The story of Springfield Township continues to evolve. Population patterns shift as communities age and become more ethnically and racially diverse. Farm land has essentially disappeared being replaced by more streets, homes and businesses. The basic needs of township residents have expanded to include many more schools and open space for recreation. Some traditions remain; a sense of community and optimism about the future for themselves and their children.

About the author

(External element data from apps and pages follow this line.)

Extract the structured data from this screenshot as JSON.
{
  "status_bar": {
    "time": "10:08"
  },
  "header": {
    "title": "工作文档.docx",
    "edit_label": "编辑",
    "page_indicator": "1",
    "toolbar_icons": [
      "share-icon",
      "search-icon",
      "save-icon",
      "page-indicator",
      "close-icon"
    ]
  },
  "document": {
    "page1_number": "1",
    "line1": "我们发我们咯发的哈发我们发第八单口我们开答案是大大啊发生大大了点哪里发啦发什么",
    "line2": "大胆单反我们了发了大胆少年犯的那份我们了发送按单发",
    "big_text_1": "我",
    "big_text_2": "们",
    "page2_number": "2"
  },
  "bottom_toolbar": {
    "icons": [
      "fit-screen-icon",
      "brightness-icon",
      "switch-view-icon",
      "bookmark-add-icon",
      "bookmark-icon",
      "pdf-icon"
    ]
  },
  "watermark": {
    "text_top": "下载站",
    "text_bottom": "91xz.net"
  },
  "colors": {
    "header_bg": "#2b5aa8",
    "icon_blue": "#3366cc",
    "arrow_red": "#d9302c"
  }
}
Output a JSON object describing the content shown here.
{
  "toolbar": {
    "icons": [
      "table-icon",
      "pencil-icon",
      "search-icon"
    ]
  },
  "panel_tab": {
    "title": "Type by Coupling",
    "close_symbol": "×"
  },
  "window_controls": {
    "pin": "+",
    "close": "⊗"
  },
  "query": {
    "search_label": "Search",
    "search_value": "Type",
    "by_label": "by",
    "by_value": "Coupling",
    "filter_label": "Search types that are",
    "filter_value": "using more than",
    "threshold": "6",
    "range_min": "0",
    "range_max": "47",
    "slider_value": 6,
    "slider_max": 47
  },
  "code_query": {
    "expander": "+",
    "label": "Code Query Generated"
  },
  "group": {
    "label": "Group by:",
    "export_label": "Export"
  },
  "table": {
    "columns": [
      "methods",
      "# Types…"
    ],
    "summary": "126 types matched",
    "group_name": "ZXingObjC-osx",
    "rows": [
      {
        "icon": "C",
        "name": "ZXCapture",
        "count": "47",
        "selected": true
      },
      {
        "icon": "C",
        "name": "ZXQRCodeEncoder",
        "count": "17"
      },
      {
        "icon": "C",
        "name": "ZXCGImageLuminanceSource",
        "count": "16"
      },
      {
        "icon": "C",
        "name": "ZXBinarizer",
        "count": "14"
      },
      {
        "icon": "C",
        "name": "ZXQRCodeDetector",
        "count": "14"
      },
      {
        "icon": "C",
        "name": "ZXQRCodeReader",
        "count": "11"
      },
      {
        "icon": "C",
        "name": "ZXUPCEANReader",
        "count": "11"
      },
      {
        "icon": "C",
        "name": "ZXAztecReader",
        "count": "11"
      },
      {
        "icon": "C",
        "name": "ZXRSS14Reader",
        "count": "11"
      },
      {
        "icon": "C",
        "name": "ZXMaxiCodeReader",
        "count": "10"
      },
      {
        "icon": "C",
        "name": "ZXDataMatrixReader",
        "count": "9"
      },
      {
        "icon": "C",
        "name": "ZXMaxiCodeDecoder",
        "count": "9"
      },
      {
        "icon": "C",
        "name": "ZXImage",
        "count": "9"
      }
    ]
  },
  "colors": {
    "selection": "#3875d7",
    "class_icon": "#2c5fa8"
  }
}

Dave Bean taught social studies courses, coached and served as Athletic Director at Finneytown High School from 1963 to 1997.  He is a local historic lecturer at various community groups, schools, reunions and dedications (Springfield Town Hall dedication 2003). He is one of Finneytown School District’s “Living Legends” and a member of the Ohio High School Wrestling Hall of Fame. He and his wife currently lives on Sugar Island in Michigan’s Upper Peninsula where he participates in the Sugar Island Historic Preservation Society and is involved with the restoration of a 100 year old Finnish Community Center. He is currently working on a history of the first 50 years of Finneytown High School.


The Springfield Township Bicentennial Committee, July 4, 1976. “Bicentennial 1776 – 1976, Springfield Township”

Runk, J.M., S.B.Nelson & Co., Publishers; Cincinnati, Ohio, 1894. OHIO THEIR PAST AND PRESENT Including early settlement and development, …ILLISTRATED

Bean, David; monograph 2003; FINNEYTOWN, AN INFORMAL HISTORY